Reuters: In the run-up to its talks with world powers on Monday, Iran extended an olive branch to Gulf Arab states who share Western concerns about its nuclear aspirations.
By William Maclean, Security Correspondent.
MANAMA, Dec 6 (Reuters) – In the run-up to its talks with world powers on Monday, Iran extended an olive branch to Gulf Arab states who share Western concerns about its nuclear aspirations.
The initiative fizzled: Iran’s neighbours — global energy suppliers whose shipments would be disrupted in the event of any conflict — reacted with a mixture of suspicion and resignation.
Traditional rivals of Tehran, Gulf Arab states have yet to develop a coherent strategy of their own to counter Iran’s rising influence across the Middle East, and must rely on a U.S. ally they say is not fully attuned to their concerns.
It’s a dilemma Iran did its best to highlight at a Gulf security conference in Bahrain at the weekend.
“The era of the atomic bomb is over,” Iranian Foreign Minister Manoucher Mottaki told Gulf Arab officials.
“What is the use of an atom bomb other than annihilation?”
He said Washington was stoking fears about Tehran that were fuelling a growing regional arms race. Instead, all Gulf countries should cooperate to master their own security.
Six world powers are due to hold their first talks with Iran in more than a year on Monday, hoping the meeting will lead to new negotiations over a nuclear programme the West believes is aimed at making atom bombs. Iran says its aim is peaceful.
Any Iranian hopes Mottaki’s overture would put relations with Gulf Arab neighbours on an even keel proved misplaced.
CONCERNS VOICED “BLUNTLY”
“Iran is our neighbour, but at the same time Iran should be the one to make the first step to dissipate this fear we have of it,” said former Saudi intelligence head Prince Turki al-Faisal.
A Gulf Arab academic who declined to be identified described Mottaki’s remarks as words purely for external consumption. He said they stood in contrast to sentiment among hardliners in Tehran that saw conservative Gulf Arab rulers as stooges of America.
Another academic, United Arab Emirates political scientist AbdulKhaleq Abdulla, said Gulf Arabs tended to see Iran as the Gulf’s “mighty giant” and disliked what they saw as its periodic attempts to impose itself as the policeman of the region.
The Sunni-ruled Gulf states have watched uneasily as the regional clout of Shi’ite Muslim Iran has received an unintended boost from the 2003 U.S.-led war against its former foe Iraq.
Their fears were reflected recently in leaked U.S. diplomatic cables. One notable leak cited Saudi King Abdullah as urging the United States to attack Iran’s nuclear installations. He was reported to have advised Washington to “cut off the head of the snake” while there was still time.

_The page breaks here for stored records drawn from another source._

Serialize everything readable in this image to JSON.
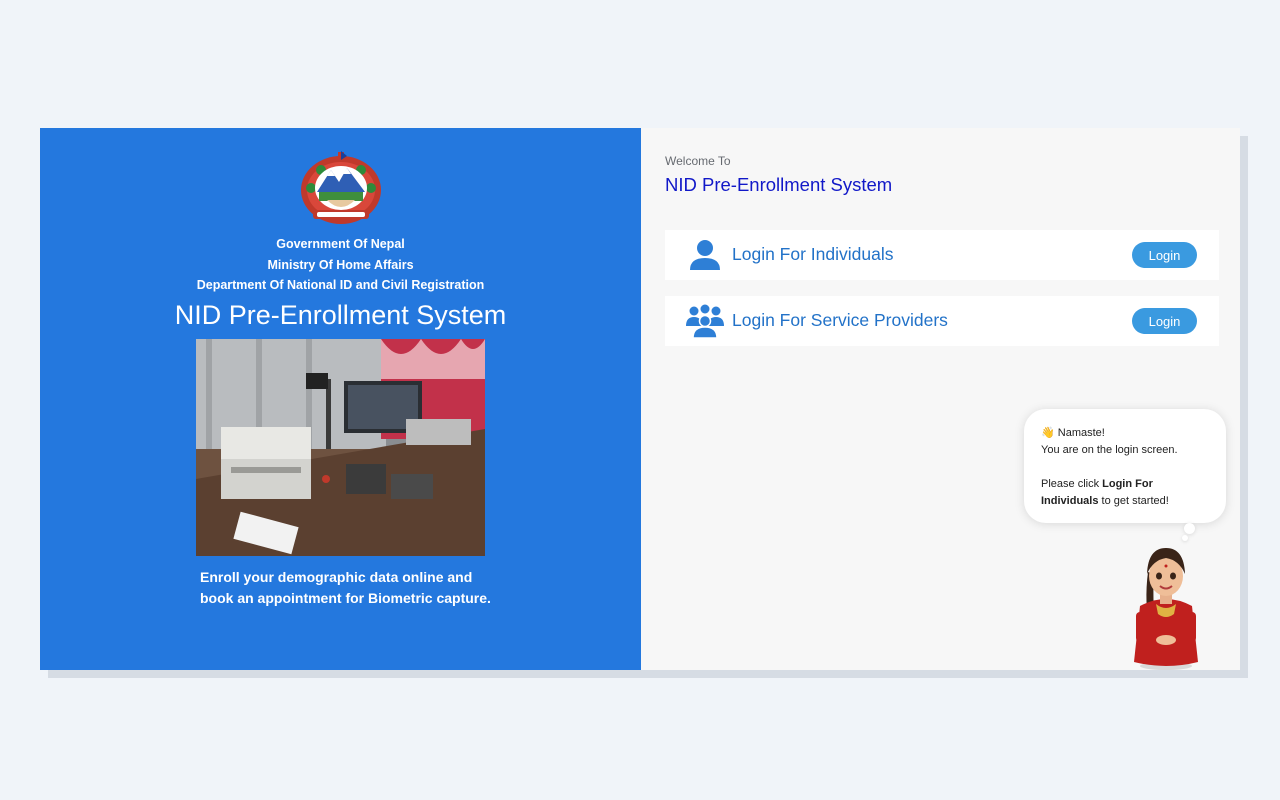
{
  "left": {
    "gov_lines": [
      "Government Of Nepal",
      "Ministry Of Home Affairs",
      "Department Of National ID and Civil Registration"
    ],
    "title": "NID Pre-Enrollment System",
    "description_lines": [
      "Enroll your demographic data online and",
      "book an appointment for Biometric capture."
    ],
    "icons": {
      "emblem": "nepal-emblem-icon",
      "photo": "enrollment-station-photo"
    }
  },
  "right": {
    "welcome_small": "Welcome To",
    "welcome_title": "NID Pre-Enrollment System",
    "logins": [
      {
        "label": "Login For Individuals",
        "button": "Login",
        "icon": "user-icon"
      },
      {
        "label": "Login For Service Providers",
        "button": "Login",
        "icon": "users-group-icon"
      }
    ]
  },
  "assistant": {
    "greeting": "Namaste!",
    "line1": "You are on the login screen.",
    "line2_pre": "Please click ",
    "line2_bold": "Login For Individuals",
    "line2_post": " to get started!",
    "icon": "waving-hand-icon",
    "avatar": "assistant-avatar"
  },
  "colors": {
    "left_panel": "#2478de",
    "right_panel": "#f7f7f7",
    "title_blue": "#1118c8",
    "label_blue": "#2272c8",
    "button": "#3a9ae0"
  }
}
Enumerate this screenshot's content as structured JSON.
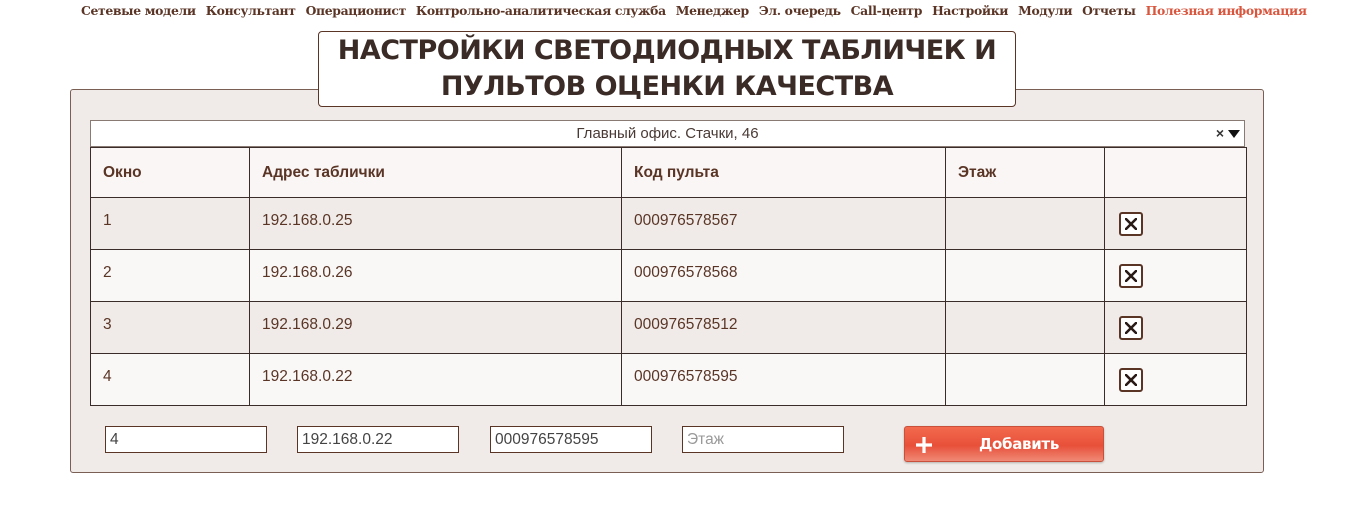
{
  "nav": {
    "items": [
      "Сетевые модели",
      "Консультант",
      "Операционист",
      "Контрольно-аналитическая служба",
      "Менеджер",
      "Эл. очередь",
      "Call-центр",
      "Настройки",
      "Модули",
      "Отчеты",
      "Полезная информация"
    ],
    "active_item": "Полезная информация",
    "accent_color": "#d9563e"
  },
  "page": {
    "title": "НАСТРОЙКИ СВЕТОДИОДНЫХ ТАБЛИЧЕК И\nПУЛЬТОВ ОЦЕНКИ КАЧЕСТВА"
  },
  "office_select": {
    "value": "Главный офис. Стачки, 46",
    "clear_symbol": "×"
  },
  "table": {
    "headers": [
      "Окно",
      "Адрес таблички",
      "Код пульта",
      "Этаж",
      ""
    ],
    "rows": [
      {
        "window": "1",
        "address": "192.168.0.25",
        "code": "000976578567",
        "floor": ""
      },
      {
        "window": "2",
        "address": "192.168.0.26",
        "code": "000976578568",
        "floor": ""
      },
      {
        "window": "3",
        "address": "192.168.0.29",
        "code": "000976578512",
        "floor": ""
      },
      {
        "window": "4",
        "address": "192.168.0.22",
        "code": "000976578595",
        "floor": ""
      }
    ]
  },
  "add_form": {
    "window_value": "4",
    "address_value": "192.168.0.22",
    "code_value": "000976578595",
    "floor_value": "",
    "floor_placeholder": "Этаж",
    "add_label": "Добавить"
  },
  "icons": {
    "delete": "close-x-icon",
    "add": "plus-icon"
  }
}
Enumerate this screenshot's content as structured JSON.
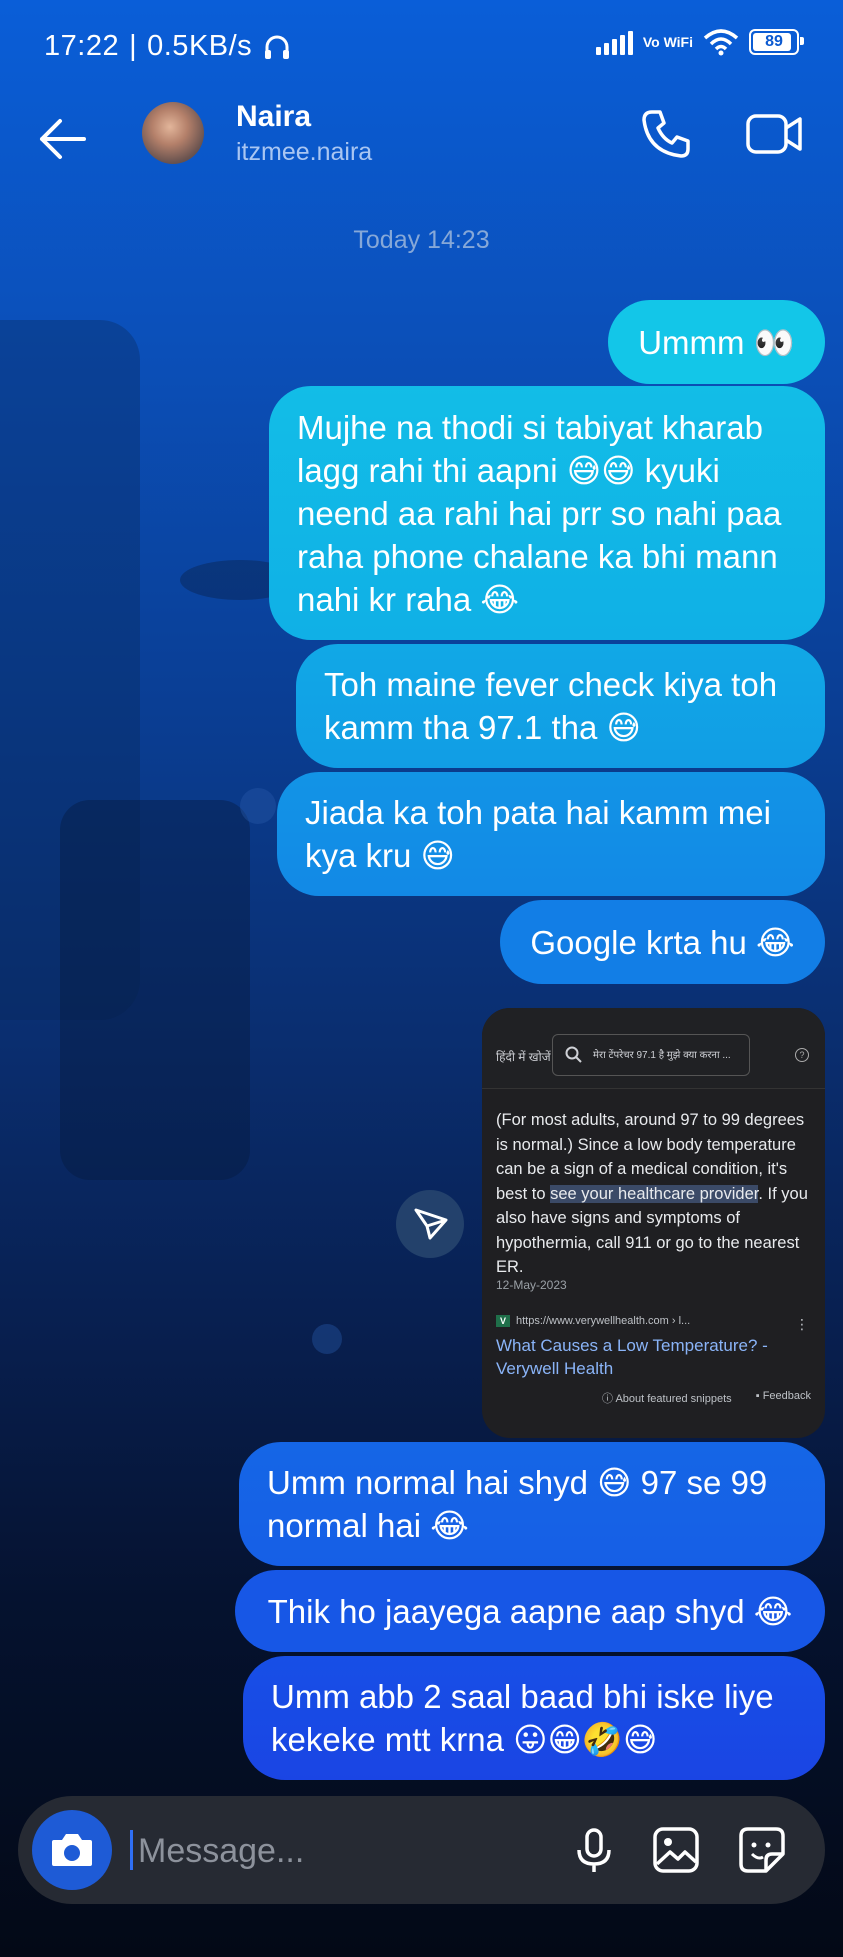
{
  "status_bar": {
    "time": "17:22",
    "network_speed": "0.5KB/s",
    "vowifi": "Vo WiFi",
    "battery": "89"
  },
  "header": {
    "name": "Naira",
    "username": "itzmee.naira"
  },
  "chat": {
    "timestamp": "Today 14:23",
    "messages": [
      "Ummm 👀",
      "Mujhe na thodi si tabiyat kharab lagg rahi thi aapni 😅😅 kyuki neend aa rahi hai prr so nahi paa raha phone chalane ka bhi mann nahi kr raha 😂",
      "Toh maine fever check kiya toh kamm tha 97.1 tha 😅",
      "Jiada ka toh pata hai kamm mei kya kru 😅",
      "Google krta hu 😂",
      "Umm normal hai shyd 😅 97 se 99 normal hai 😂",
      "Thik ho jaayega aapne aap shyd 😂",
      "Umm abb 2 saal baad bhi iske liye kekeke mtt krna 😛😁🤣😅"
    ],
    "screenshot": {
      "hindi_search_label": "हिंदी में खोजें",
      "search_query": "मेरा टेंपरेचर 97.1 है मुझे क्या करना ...",
      "snippet_before": "(For most adults, around 97 to 99 degrees is normal.) Since a low body temperature can be a sign of a medical condition, it's best to ",
      "snippet_highlight": "see your healthcare provider",
      "snippet_after": ". If you also have signs and symptoms of hypothermia, call 911 or go to the nearest ER.",
      "date": "12-May-2023",
      "source_url": "https://www.verywellhealth.com › l...",
      "link_title": "What Causes a Low Temperature? - Verywell Health",
      "about_snippets": "About featured snippets",
      "feedback": "Feedback"
    }
  },
  "composer": {
    "placeholder": "Message..."
  },
  "colors": {
    "bubble_cyan": "#13c6e8",
    "bubble_blue": "#1d4fe6",
    "camera_button": "#1e5bd6",
    "link": "#8ab4f8"
  }
}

General James Mattis, the Commander of U.S. Central Command, told the Manama Dialogue conference organised by UK-based think tank the International Institute for Strategic Studies that Gulf Arabs were direct about their concerns.
“In private meetings, in public discourse, I have had explained to me very bluntly here in the region the concerns of very responsible leaders … they are very grim with me.”
Not before time, the West is listening more closely to Gulf Arab views on Iran’s nuclear goals, Gulf Arab delegates said.
But Gulf Arabs’ support for Western policy on Iran has a big reservation: They say there cannot be genuine peace in the Middle East until Israel abandons nuclear weapons, a view shared by other Arab states as well as Iran itself.
Arab officials argue that that step would remove the accusation of U.S. double standards they say Iran uses to raise support among its people for its nuclear policy.
Israel, widely believed to hold the Middle East’s only nuclear arsenal, says it would only agree to a proposal for Middle East zone free of weapons of mass destruction if there was a comprehensive Middle East peace.
Israel has never confirmed or denied having atomic bombs, under a policy of ambiguity to deter its Arab and Islamic foes.
Gulf Arabs are also worried that al Qaeda and similar radical groups are exploiting Arab anger about the Israeli-Palestinian dispute, a message underlined strongly by King Abdullah of Jordan in a speech to the Bahrain conference.
On this, Mattis signalled a measure of agreement, saying Israel-Palestine was “the core issue … it underlies everything that I deal with, frankly, in my daily job in this region.
“There is a penalty, a security penalty, if the Middle East peace process stagnates, and nobody is more aware of that than those of us who wear uniforms in this room.” (Reporting by William Maclean, Editing by Samia Nakhoul)